The True Work of Management

What do you think differentiates successful managers from unsuccessful ones? Meaning, what is the one most important thing a manager can do and therefore should spend his time doing?

If you knew of John Kotter's experiment following several general managers, which Herminia Ibarra mentions in her book Act Like a Leader, Think Like a Leader, you'd be surprised.

Apparently successful managers leave time in their schedules to walk around, have conversations, and just meander. These brief and apparently random meetings allow them to—

  • deepen relationships, 
  • widen their networks, 
  • ask questions to understand trends and issues,
  • reinforce priorities,
  • make deals,
  • get different perspectives.

The unsuccessful managers, on the other hand, had schedules fully booked with meetings, presentations, and reports. 

This definition of manager is more akin to what I consider a leader: not the specialist focused on the day-to-day operations but the generalist looking to broaden his and his team's resources and opportunities. And this of course presupposes that the manager/leader has a good team to do the day-to-day work.

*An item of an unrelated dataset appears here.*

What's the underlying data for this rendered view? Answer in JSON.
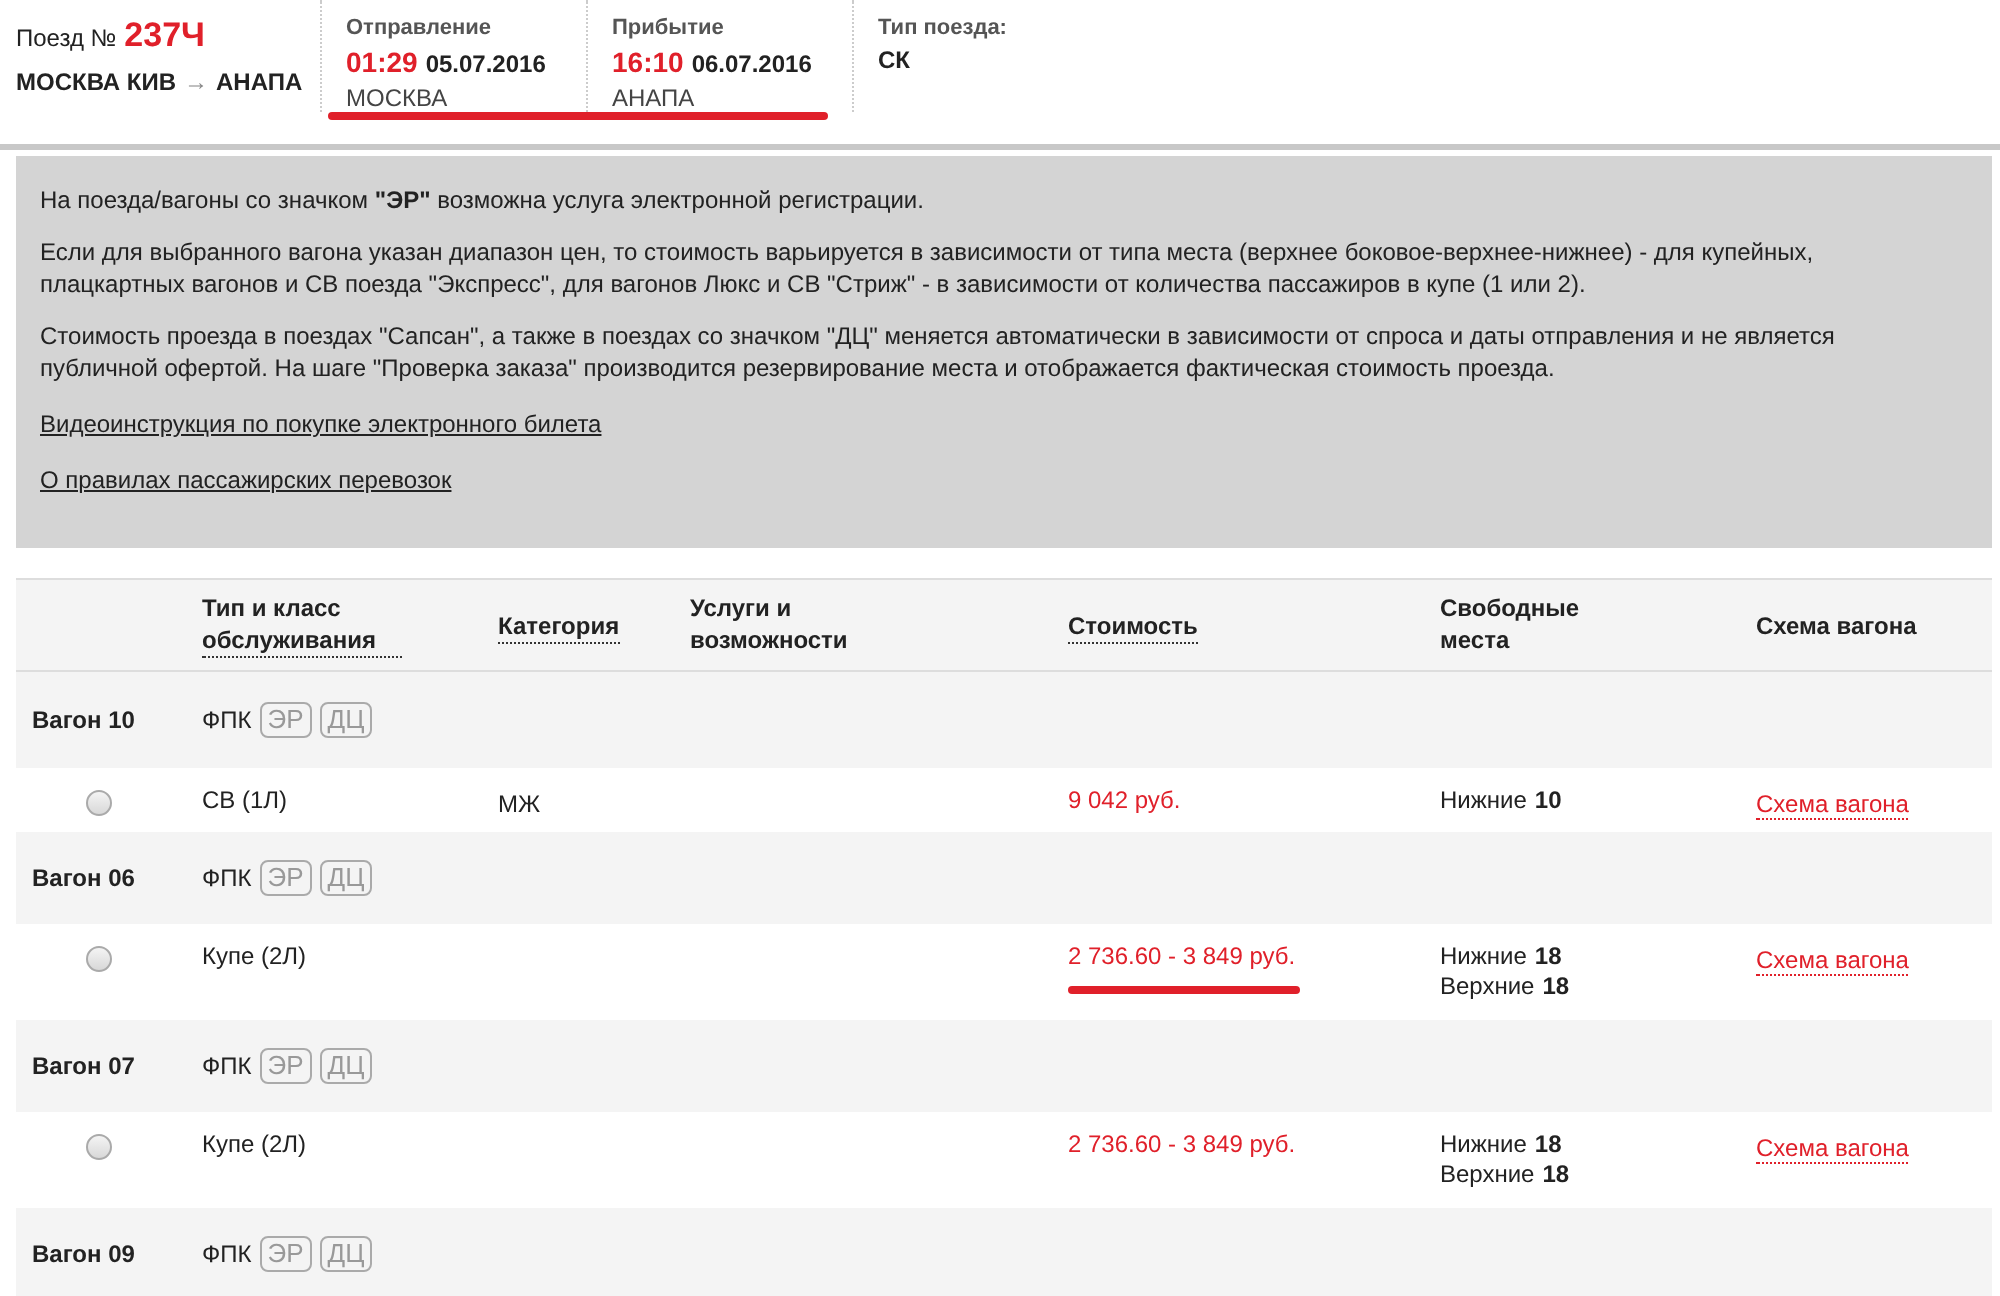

Regardless of the definition and label, the point Herminia makes is that if you want to be successful and considered for further promotion, you cannot just spend your time doing the work that got you to this point: you must expand your horizons and networks. She calls this "outsight" (as opposed to insight).

Have you seen this at work? Who is the hub of information in your group and how do people treat him/her?


Karina is VP of Operations and HR at 24/7 Teach.

A version of this was originally posted on Business Common Sense blog.

Disclosure: IndieBound affiliate link included.